The European Commission has approved the release of another €1 billion of funds for Ireland after its latest review found that we are complying positively with the terms of the economic adjustment programme.

The EU found that implementation of the programme remains strong, although ''tough important risks and challenges remain''.

In July, the European Commission, the ECB and the IMF - known as the troika - carried out their seventh review of the country's progress in meeting conditions tied to the programme.

The Commission said the risks are mainly due to fragile investor sentiment towards Ireland and continued uncertainties in the outlook for growth and debt sustainability in the rest of the euro zone. It also noted that corrective measures are needed from the Government to address overspending in the healthcare and welfare systems.

The latest review also unlocked another €0.9 billion from the IMF and €0.7 billion from other EU states, including the UK, through their bilateral loans to Ireland.

In today's review, the European Commission called on the Government to consider ''all options'' in the preparation of the 2013 budget. ''Better targeting of the social support schemes and a further broadening of the tax base would help mitigate the adverse impact of the necessary consolidation on growth and the most vulnerable,'' it added.

It also said the banks' weak profitability continues to present a challenge for the Government, and reflects the ever increasing level of arrears and bad debts, a high overall cost of funding due to high deposit rates and the once-off costs for restructuring plans currently underway.

''Banks need to continue working on their restructuring plans and effectively implement their arrears resolution strategies,'' the Commission urges. It also said the Government is actively exploring ways to gradually phase out the Eligible Liabilities Guarantee scheme, which continues to hit banks' profits.

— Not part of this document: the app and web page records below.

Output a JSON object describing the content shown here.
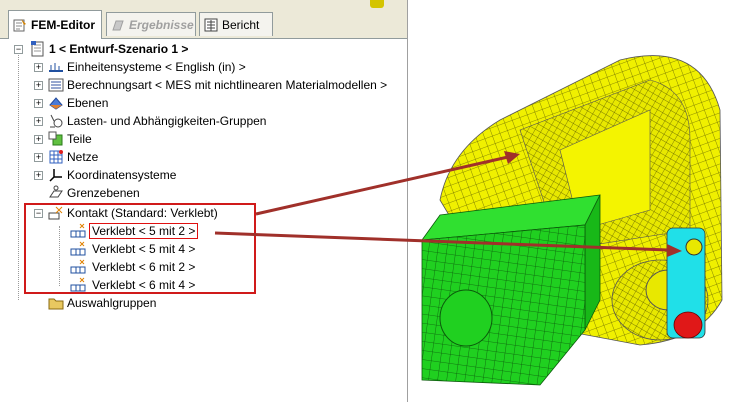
{
  "tabs": [
    {
      "label": "FEM-Editor",
      "state": "active"
    },
    {
      "label": "Ergebnisse",
      "state": "disabled"
    },
    {
      "label": "Bericht",
      "state": "normal"
    }
  ],
  "tree": {
    "root": "1 < Entwurf-Szenario 1 >",
    "items": [
      {
        "label": "Einheitensysteme < English (in) >",
        "icon": "units-icon"
      },
      {
        "label": "Berechnungsart < MES mit nichtlinearen Materialmodellen >",
        "icon": "analysis-type-icon"
      },
      {
        "label": "Ebenen",
        "icon": "layers-icon"
      },
      {
        "label": "Lasten- und Abhängigkeiten-Gruppen",
        "icon": "loads-constraints-icon"
      },
      {
        "label": "Teile",
        "icon": "parts-icon"
      },
      {
        "label": "Netze",
        "icon": "mesh-icon"
      },
      {
        "label": "Koordinatensysteme",
        "icon": "coordinate-system-icon"
      },
      {
        "label": "Grenzebenen",
        "icon": "clipping-plane-icon"
      },
      {
        "label": "Kontakt (Standard: Verklebt)",
        "icon": "contact-icon"
      }
    ],
    "contact_children": [
      {
        "label": "Verklebt < 5 mit 2 >"
      },
      {
        "label": "Verklebt < 5 mit 4 >"
      },
      {
        "label": "Verklebt < 6 mit 2 >"
      },
      {
        "label": "Verklebt < 6 mit 4 >"
      }
    ],
    "last_item": {
      "label": "Auswahlgruppen",
      "icon": "folder-icon"
    }
  },
  "colors": {
    "highlight": "#d01a1a",
    "arrow": "#a0302a",
    "mesh_yellow": "#f0f000",
    "mesh_green": "#20d020",
    "mesh_cyan": "#20e0e8",
    "mesh_red": "#e01818"
  }
}
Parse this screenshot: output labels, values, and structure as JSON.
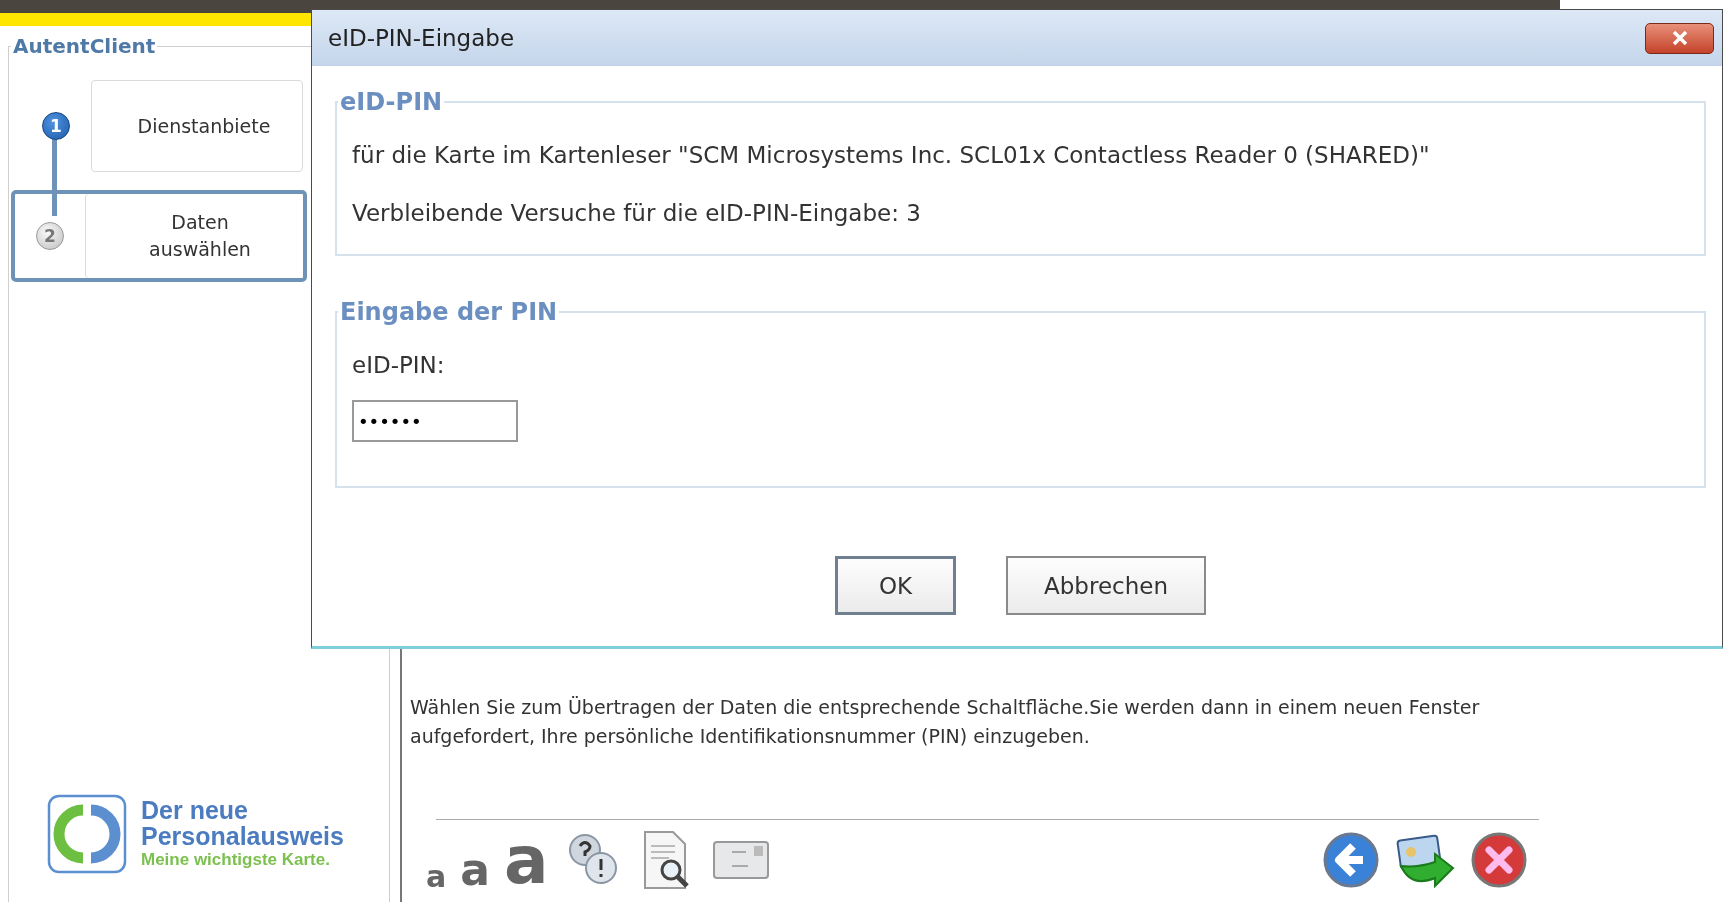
{
  "app": {
    "panel_title": "AutentClient"
  },
  "steps": [
    {
      "number": "1",
      "label": "Dienstanbiete",
      "completed": true,
      "selected": false
    },
    {
      "number": "2",
      "label": "Daten auswählen",
      "completed": false,
      "selected": true
    }
  ],
  "logo": {
    "line_1": "Der neue",
    "line_2": "Personalausweis",
    "tagline": "Meine wichtigste Karte."
  },
  "main": {
    "instruction": "Wählen Sie zum Übertragen der Daten die entsprechende Schaltfläche.Sie werden dann in einem neuen Fenster aufgefordert, Ihre persönliche Identifikationsnummer (PIN) einzugeben."
  },
  "toolbar": {
    "font_size_buttons": [
      {
        "label": "a"
      },
      {
        "label": "a"
      },
      {
        "label": "a"
      }
    ]
  },
  "dialog": {
    "title": "eID-PIN-Eingabe",
    "info_group": {
      "legend": "eID-PIN",
      "lines": [
        "für die Karte im Kartenleser \"SCM Microsystems Inc. SCL01x Contactless Reader 0 (SHARED)\"",
        "Verbleibende Versuche für die eID-PIN-Eingabe: 3"
      ]
    },
    "input_group": {
      "legend": "Eingabe der PIN",
      "label": "eID-PIN:",
      "value": "••••••"
    },
    "buttons": [
      {
        "label": "OK",
        "kind": "default"
      },
      {
        "label": "Abbrechen",
        "kind": "normal"
      }
    ]
  }
}
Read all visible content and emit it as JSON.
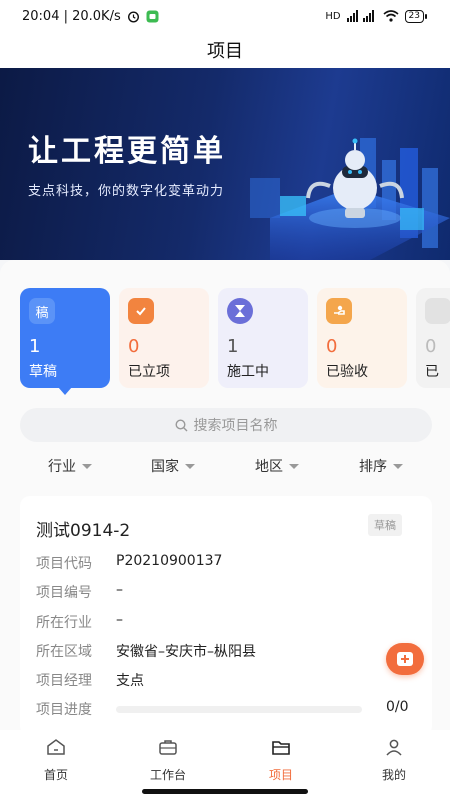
{
  "status_bar": {
    "time_net": "20:04 | 20.0K/s",
    "signal_label": "HD",
    "battery": "23"
  },
  "nav": {
    "title": "项目"
  },
  "banner": {
    "title": "让工程更简单",
    "subtitle": "支点科技，你的数字化变革动力"
  },
  "status_cards": [
    {
      "icon_char": "稿",
      "icon": "draft-icon",
      "count": "1",
      "label": "草稿"
    },
    {
      "icon": "clipboard-check-icon",
      "count": "0",
      "label": "已立项"
    },
    {
      "icon": "hourglass-icon",
      "count": "1",
      "label": "施工中"
    },
    {
      "icon": "accepted-hand-icon",
      "count": "0",
      "label": "已验收"
    },
    {
      "count": "0",
      "label": "已"
    }
  ],
  "search": {
    "placeholder": "搜索项目名称"
  },
  "filters": [
    "行业",
    "国家",
    "地区",
    "排序"
  ],
  "project": {
    "name": "测试0914-2",
    "status": "草稿",
    "fields": [
      {
        "key": "项目代码",
        "value": "P20210900137"
      },
      {
        "key": "项目编号",
        "value": "–"
      },
      {
        "key": "所在行业",
        "value": "–"
      },
      {
        "key": "所在区域",
        "value": "安徽省–安庆市–枞阳县"
      },
      {
        "key": "项目经理",
        "value": "支点"
      },
      {
        "key": "项目进度",
        "value": ""
      }
    ],
    "progress_text": "0/0",
    "progress_fraction": 0
  },
  "tabs": [
    {
      "label": "首页",
      "icon": "home-icon"
    },
    {
      "label": "工作台",
      "icon": "briefcase-icon"
    },
    {
      "label": "项目",
      "icon": "folder-icon"
    },
    {
      "label": "我的",
      "icon": "user-icon"
    }
  ],
  "colors": {
    "accent": "#3d7cf5",
    "orange": "#f26d3d"
  }
}
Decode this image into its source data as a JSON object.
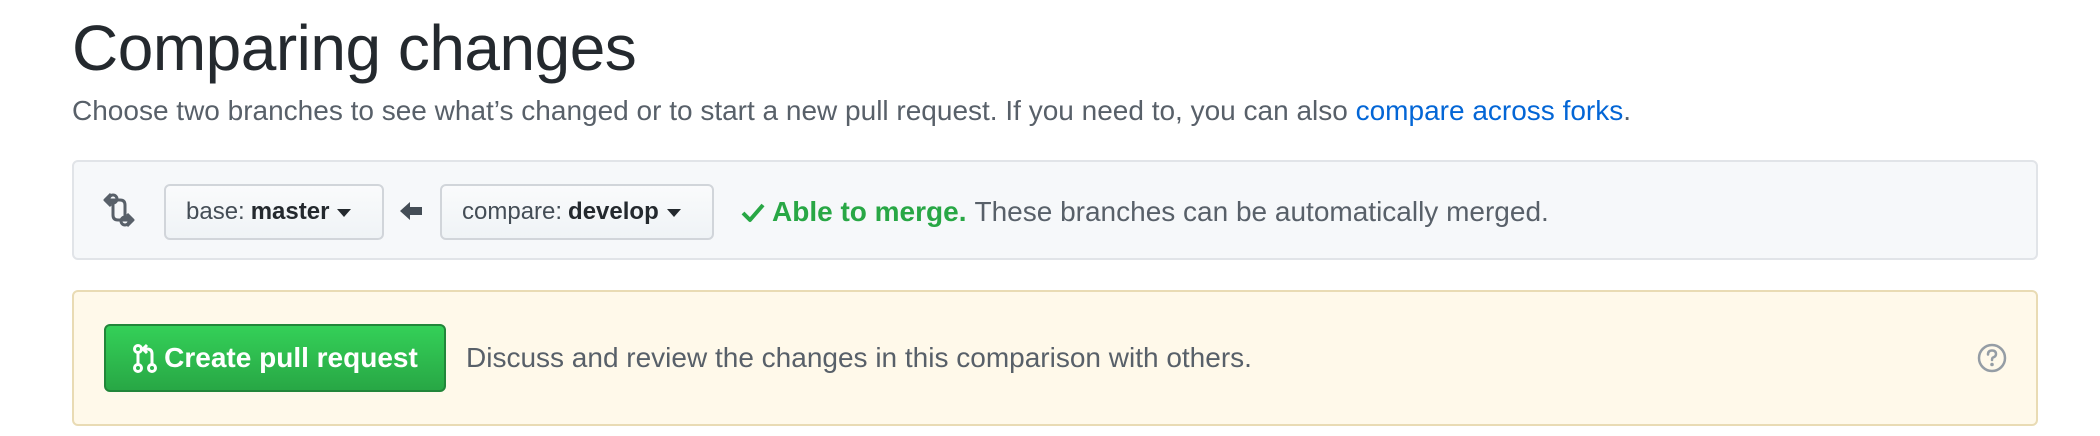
{
  "header": {
    "title": "Comparing changes",
    "subtitle_prefix": "Choose two branches to see what’s changed or to start a new pull request. If you need to, you can also ",
    "subtitle_link": "compare across forks",
    "subtitle_suffix": "."
  },
  "range": {
    "base_prefix": "base:",
    "base_branch": "master",
    "compare_prefix": "compare:",
    "compare_branch": "develop",
    "merge_status_ok": "Able to merge.",
    "merge_status_detail": "These branches can be automatically merged."
  },
  "pull_request": {
    "button_label": "Create pull request",
    "description": "Discuss and review the changes in this comparison with others."
  },
  "colors": {
    "link": "#0366d6",
    "success": "#28a745",
    "pr_box_bg": "#fff9ea",
    "range_box_bg": "#f6f8fa"
  },
  "icons": [
    "git-compare-icon",
    "arrow-left-icon",
    "check-icon",
    "git-pull-request-icon",
    "question-icon",
    "caret-down-icon"
  ]
}
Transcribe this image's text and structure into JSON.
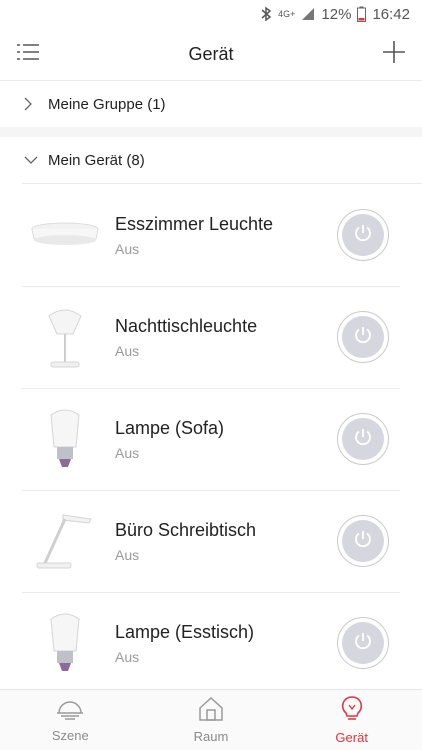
{
  "status_bar": {
    "network": "4G+",
    "battery": "12%",
    "time": "16:42"
  },
  "header": {
    "title": "Gerät"
  },
  "groups": {
    "collapsed_label": "Meine Gruppe (1)",
    "expanded_label": "Mein Gerät (8)"
  },
  "devices": [
    {
      "name": "Esszimmer Leuchte",
      "status": "Aus",
      "icon": "ceiling-light-icon"
    },
    {
      "name": "Nachttischleuchte",
      "status": "Aus",
      "icon": "table-lamp-icon"
    },
    {
      "name": "Lampe (Sofa)",
      "status": "Aus",
      "icon": "bulb-icon"
    },
    {
      "name": "Büro Schreibtisch",
      "status": "Aus",
      "icon": "desk-lamp-icon"
    },
    {
      "name": "Lampe (Esstisch)",
      "status": "Aus",
      "icon": "bulb-icon"
    }
  ],
  "tabs": [
    {
      "label": "Szene",
      "icon": "scene-icon"
    },
    {
      "label": "Raum",
      "icon": "house-icon"
    },
    {
      "label": "Gerät",
      "icon": "bulb-outline-icon"
    }
  ],
  "colors": {
    "accent": "#e0333b",
    "power_off": "#d5d6de"
  }
}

The Commission welcomed Ireland's recent return to the bond markets and the improved market sentiment towards the country.